It’s easy for piano teachers to inhabit a comfortable space, teaching mainly repertoire that they’ve well learned, put away and brought back for review. It can perpetuate a stale process of retreading “old” pieces without posing a refreshing self-made challenge to learn a complex “new” work from the ground up side-by-side with a pupil.
About two weeks ago, one of my adults, asked to study the J.S. Bach Allemande from the composer’s French Suite No. 4 in Eb, BWV 815, a composition I had never studied. At first, I thought to counter with another Bach offering that was at least familiar to me through years of practicing and teaching.
But I stopped myself from such a knee-jerk avoidance of what was unknown to me, and prodded myself to map out my musical journey in the company of an enthusiastic pupil partner. Call it a true Adventure par duo.

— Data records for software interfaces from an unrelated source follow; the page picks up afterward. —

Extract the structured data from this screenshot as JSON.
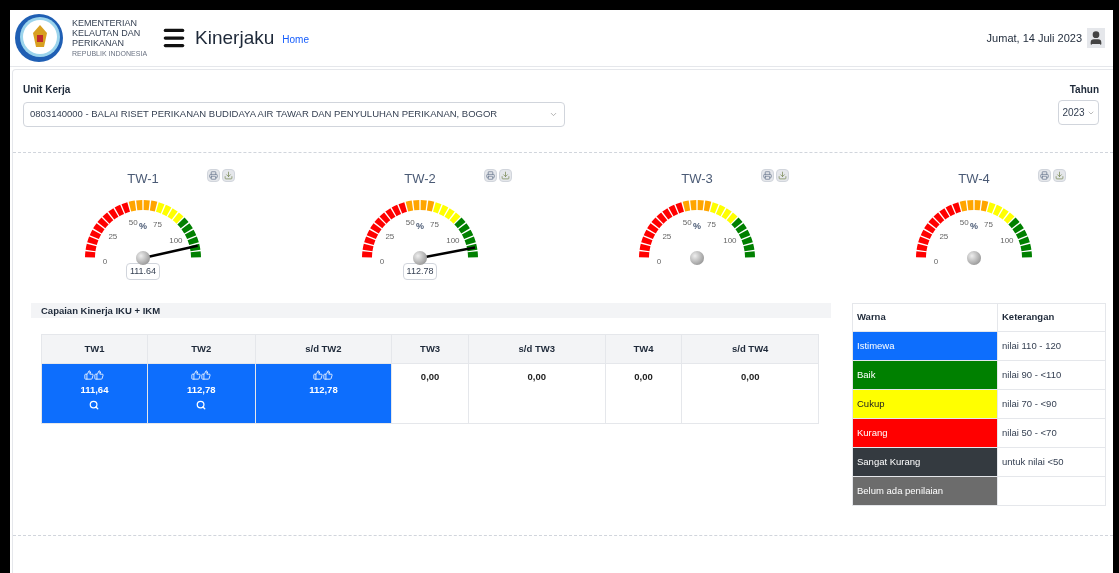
{
  "header": {
    "ministry_lines": [
      "KEMENTERIAN",
      "KELAUTAN DAN",
      "PERIKANAN"
    ],
    "ministry_subtitle": "REPUBLIK INDONESIA",
    "app_title": "Kinerjaku",
    "breadcrumb": "Home",
    "date": "Jumat, 14 Juli 2023"
  },
  "filters": {
    "unit_label": "Unit Kerja",
    "unit_value": "0803140000 - BALAI RISET PERIKANAN BUDIDAYA AIR TAWAR DAN PENYULUHAN PERIKANAN, BOGOR",
    "year_label": "Tahun",
    "year_value": "2023"
  },
  "gauges": [
    {
      "title": "TW-1",
      "ticks": [
        "0",
        "25",
        "50",
        "75",
        "100"
      ],
      "unit": "%",
      "reading": "111.64"
    },
    {
      "title": "TW-2",
      "ticks": [
        "0",
        "25",
        "50",
        "75",
        "100"
      ],
      "unit": "%",
      "reading": "112.78"
    },
    {
      "title": "TW-3",
      "ticks": [
        "0",
        "25",
        "50",
        "75",
        "100"
      ],
      "unit": "%"
    },
    {
      "title": "TW-4",
      "ticks": [
        "0",
        "25",
        "50",
        "75",
        "100"
      ],
      "unit": "%"
    }
  ],
  "performance": {
    "title": "Capaian Kinerja IKU + IKM",
    "columns": [
      "TW1",
      "TW2",
      "s/d TW2",
      "TW3",
      "s/d TW3",
      "TW4",
      "s/d TW4"
    ],
    "cells": [
      {
        "value": "111,64",
        "color": "#0d6efd",
        "thumbs": true,
        "magnifier": true
      },
      {
        "value": "112,78",
        "color": "#0d6efd",
        "thumbs": true,
        "magnifier": true
      },
      {
        "value": "112,78",
        "color": "#0d6efd",
        "thumbs": true,
        "magnifier": false
      },
      {
        "value": "0,00",
        "thumbs": false,
        "magnifier": false
      },
      {
        "value": "0,00",
        "thumbs": false,
        "magnifier": false
      },
      {
        "value": "0,00",
        "thumbs": false,
        "magnifier": false
      },
      {
        "value": "0,00",
        "thumbs": false,
        "magnifier": false
      }
    ]
  },
  "legend": {
    "columns": [
      "Warna",
      "Keterangan"
    ],
    "rows": [
      {
        "label": "Istimewa",
        "color": "#0d6efd",
        "description": "nilai 110 - 120"
      },
      {
        "label": "Baik",
        "color": "#008000",
        "description": "nilai 90 - <110"
      },
      {
        "label": "Cukup",
        "color": "#ffff00",
        "description": "nilai 70 - <90"
      },
      {
        "label": "Kurang",
        "color": "#ff0000",
        "description": "nilai 50 - <70"
      },
      {
        "label": "Sangat Kurang",
        "color": "#343a40",
        "description": "untuk nilai <50"
      },
      {
        "label": "Belum ada penilaian",
        "color": "#6c6c6c"
      }
    ]
  }
}
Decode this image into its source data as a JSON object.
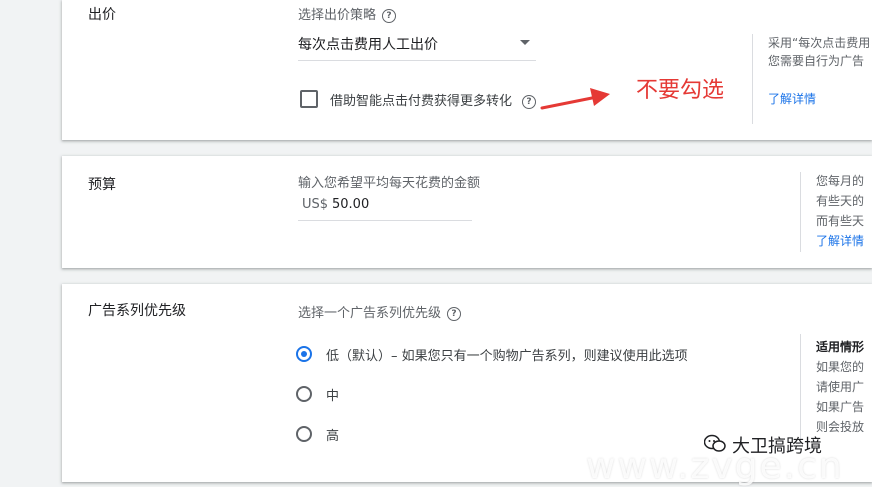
{
  "bidding": {
    "title": "出价",
    "strategy_hint": "选择出价策略",
    "strategy_value": "每次点击费用人工出价",
    "checkbox_label": "借助智能点击付费获得更多转化",
    "annotation": "不要勾选",
    "side_text_1": "采用“每次点击费用",
    "side_text_2": "您需要自行为广告",
    "learn_more": "了解详情"
  },
  "budget": {
    "title": "预算",
    "hint": "输入您希望平均每天花费的金额",
    "currency": "US$",
    "amount": "50.00",
    "side_text_1": "您每月的",
    "side_text_2": "有些天的",
    "side_text_3": "而有些天",
    "learn_more": "了解详情"
  },
  "priority": {
    "title": "广告系列优先级",
    "hint": "选择一个广告系列优先级",
    "options": [
      {
        "label": "低（默认）– 如果您只有一个购物广告系列，则建议使用此选项",
        "checked": true
      },
      {
        "label": "中",
        "checked": false
      },
      {
        "label": "高",
        "checked": false
      }
    ],
    "side_title": "适用情形",
    "side_text_1": "如果您的",
    "side_text_2": "请使用广",
    "side_text_3": "如果广告",
    "side_text_4": "则会投放"
  },
  "watermark": {
    "site": "www.zvge.cn",
    "brand": "大卫搞跨境"
  },
  "colors": {
    "accent": "#1a73e8",
    "annotation": "#e53935"
  }
}
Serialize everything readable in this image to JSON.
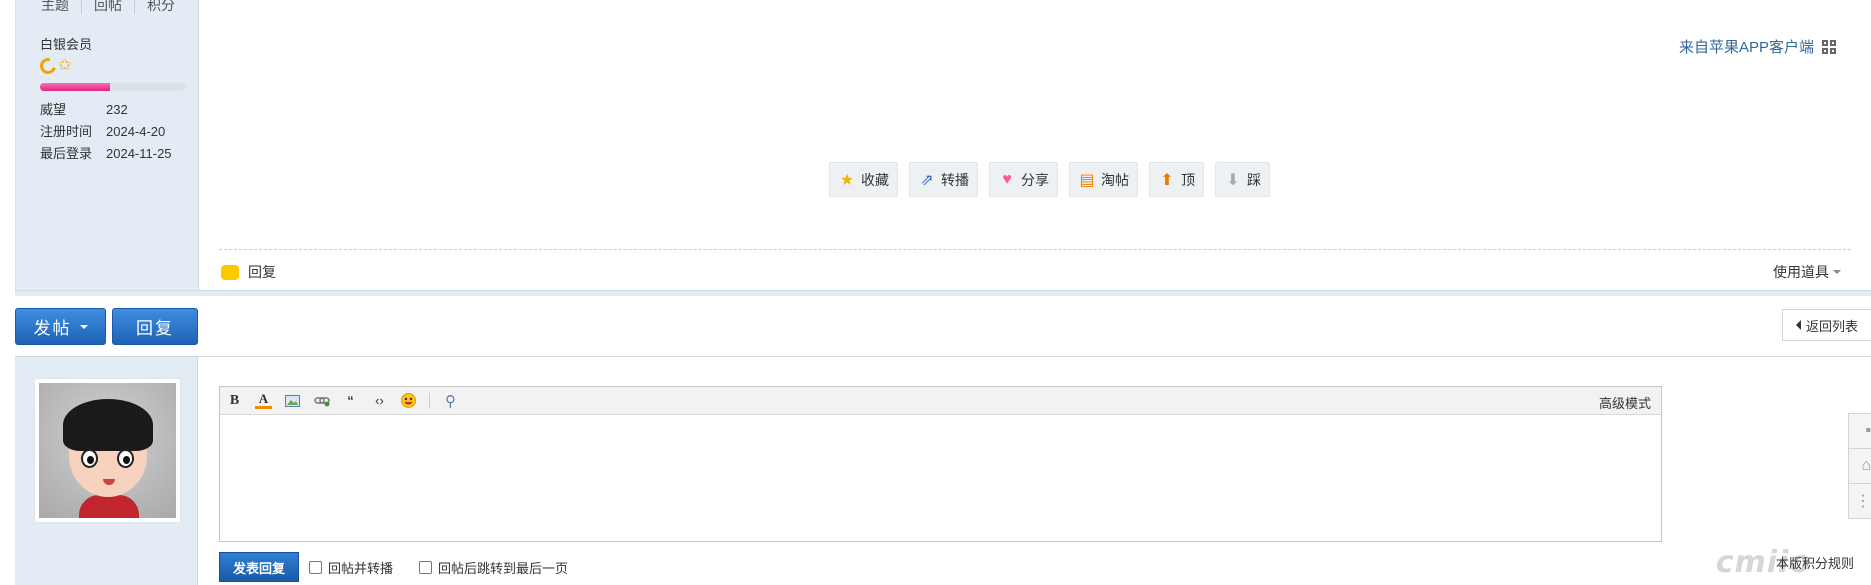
{
  "user": {
    "stat_tabs": [
      "主题",
      "回帖",
      "积分"
    ],
    "rank": "白银会员",
    "progress": 0.48,
    "info": [
      {
        "key": "威望",
        "value": "232"
      },
      {
        "key": "注册时间",
        "value": "2024-4-20"
      },
      {
        "key": "最后登录",
        "value": "2024-11-25"
      }
    ]
  },
  "post": {
    "from_app": "来自苹果APP客户端",
    "actions": [
      {
        "label": "收藏",
        "icon": "star-icon",
        "color": "#f5b301",
        "glyph": "★"
      },
      {
        "label": "转播",
        "icon": "share-arrow-icon",
        "color": "#3b6fb6",
        "glyph": "⇗"
      },
      {
        "label": "分享",
        "icon": "heart-icon",
        "color": "#ff5a8a",
        "glyph": "♥"
      },
      {
        "label": "淘帖",
        "icon": "tray-icon",
        "color": "#f07a00",
        "glyph": "▤"
      },
      {
        "label": "顶",
        "icon": "arrow-up-icon",
        "color": "#f07a00",
        "glyph": "⬆"
      },
      {
        "label": "踩",
        "icon": "arrow-down-icon",
        "color": "#aaaaaa",
        "glyph": "⬇"
      }
    ],
    "reply_label": "回复",
    "use_tool_label": "使用道具"
  },
  "toolbar": {
    "post_button": "发帖",
    "reply_button": "回复",
    "back_to_list": "返回列表"
  },
  "editor": {
    "advanced_mode": "高级模式",
    "submit_button": "发表回复",
    "checkbox_1": "回帖并转播",
    "checkbox_2": "回帖后跳转到最后一页",
    "rules_link": "本版积分规则",
    "watermark": "cmiio"
  },
  "colors": {
    "accent": "#1e62b4",
    "sidebar_bg": "#e3ebf4",
    "link": "#336699"
  }
}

In truth, there’s nothing more rewarding than sharing mutual epiphanies about a composition from the emotional charge spurred by poignant harmonic progressions, to the contrapuntal interchange of voices that are newly discovered.
Fingering choices, choreographies, passing dissonances/suspensions, counterpoint, become a collective focus with a first sunrise dimension as an intense examination unfolds in layers. It encompasses decisions to be made about dividing a voice between the hands; what notes should be tied over as suspensions without an extra inserted beat of sustain; and what FINGERINGS work or don’t. (There may be optional choices to explore–or changes to be made after finger assignments.) In truth, the student is a full partner to these decisions and the teacher is open to his/her ideas and suggestions.
Naturally, the learning process for both is magnified in SLOW practice tempo, without deadlines of achievement or embedded expectations. Both musical journey companions are PATIENT and unencumbered with value judgments.
Finally, through the launch of this latest Bach adventure, I found myself summarizing a lesson that had taken place as an initial encounter with the Allemande–the ingredients of which were a potpourri of shared epiphanies.
A few days following this posting, I was able to move the Allemande into tempo. I attribute this advance to a thorough, intensified learning experience sparked by my student.